Zitkus: [laughs] I won't do that. It's an exciting idea. Every risk-averse bone in my body has been worried about this one probably since the IPO and since I started working with you on it. That's only because the FDA clearances were delayed last year and now this new clearance for the multi-source machine, I think you mentioned it, Taylor, is delayed. Also, the FDA has various types of clearances and as far as I can recall about Nano-X's first clearance, it wasn't the type of clearance that said, that was like the, oh, this is fancy brand new technology and we're going to allow them to roll it out. It was the clearance that said, oh this technology looks a lot like other existing already approved tech, so we're going to approve it. We're going to give it clearance. That might not be totally correct, but let me [laughs] know because I don't exactly remember the scenario. I'm still nervous about it.

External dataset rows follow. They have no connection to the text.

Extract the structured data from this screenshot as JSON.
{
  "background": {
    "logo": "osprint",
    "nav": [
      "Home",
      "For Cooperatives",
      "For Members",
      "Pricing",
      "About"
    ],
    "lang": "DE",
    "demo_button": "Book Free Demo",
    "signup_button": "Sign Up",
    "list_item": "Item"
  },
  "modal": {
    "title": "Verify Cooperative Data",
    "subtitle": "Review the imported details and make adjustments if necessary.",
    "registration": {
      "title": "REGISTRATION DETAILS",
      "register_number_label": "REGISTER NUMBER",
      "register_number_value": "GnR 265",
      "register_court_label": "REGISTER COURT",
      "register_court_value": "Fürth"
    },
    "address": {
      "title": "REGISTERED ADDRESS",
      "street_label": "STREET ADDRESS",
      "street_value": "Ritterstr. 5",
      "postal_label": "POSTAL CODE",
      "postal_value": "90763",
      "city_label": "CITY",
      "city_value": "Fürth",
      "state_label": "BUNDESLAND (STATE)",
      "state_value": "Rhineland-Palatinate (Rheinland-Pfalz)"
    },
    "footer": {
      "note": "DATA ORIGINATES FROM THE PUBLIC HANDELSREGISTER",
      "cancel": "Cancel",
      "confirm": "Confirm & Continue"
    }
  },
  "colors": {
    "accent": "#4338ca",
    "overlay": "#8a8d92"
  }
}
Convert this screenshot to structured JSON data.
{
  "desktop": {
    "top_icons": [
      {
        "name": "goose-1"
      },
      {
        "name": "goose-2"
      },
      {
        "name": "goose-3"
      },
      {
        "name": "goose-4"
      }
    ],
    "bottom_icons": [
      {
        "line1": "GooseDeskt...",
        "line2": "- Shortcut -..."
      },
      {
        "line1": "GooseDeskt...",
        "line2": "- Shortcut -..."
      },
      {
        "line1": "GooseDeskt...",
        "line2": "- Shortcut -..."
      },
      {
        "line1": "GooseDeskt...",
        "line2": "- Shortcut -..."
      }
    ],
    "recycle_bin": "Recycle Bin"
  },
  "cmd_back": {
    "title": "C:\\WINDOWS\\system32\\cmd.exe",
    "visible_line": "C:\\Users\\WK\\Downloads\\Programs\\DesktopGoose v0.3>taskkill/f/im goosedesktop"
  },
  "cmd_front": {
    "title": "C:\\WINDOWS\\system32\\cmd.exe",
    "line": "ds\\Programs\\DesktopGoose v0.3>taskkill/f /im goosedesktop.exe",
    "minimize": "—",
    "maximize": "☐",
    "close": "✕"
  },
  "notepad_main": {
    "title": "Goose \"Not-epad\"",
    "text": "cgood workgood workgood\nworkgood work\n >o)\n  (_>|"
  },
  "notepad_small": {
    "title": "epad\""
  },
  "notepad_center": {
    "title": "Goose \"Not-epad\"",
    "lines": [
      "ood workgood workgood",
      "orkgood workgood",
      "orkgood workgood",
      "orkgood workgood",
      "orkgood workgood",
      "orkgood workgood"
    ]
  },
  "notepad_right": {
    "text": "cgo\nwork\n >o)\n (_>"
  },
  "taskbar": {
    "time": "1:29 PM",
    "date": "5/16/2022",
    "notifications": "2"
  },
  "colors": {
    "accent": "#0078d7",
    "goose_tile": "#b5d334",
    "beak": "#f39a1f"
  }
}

Carmichael: Well, the first time that they applied there were delayed and the FDA said we'd need to see more data. You need to do this and do that and the other. They came back and they gave them more data and then they got it about a month after they got it cleared. The question is, does it work? Yes. Is it a fraud? No. That's been answered. But there are plenty of questions about the company of course. The question is, how long is it going to take? Like there have been delays and part of the reason there have been delays, I think is FDA has been swamped with COVID and COVID stuff. The FDA is delaying things naturally as part of a process. I think that the FDA needs more time for various things. I do think the rollout may take longer than the company says. These things never go quite as you want them to, but I'm extremely bullish on the market opportunity. I do think that the existing players are probably and they should be very nervous because their market is going to be seriously disrupted by this player.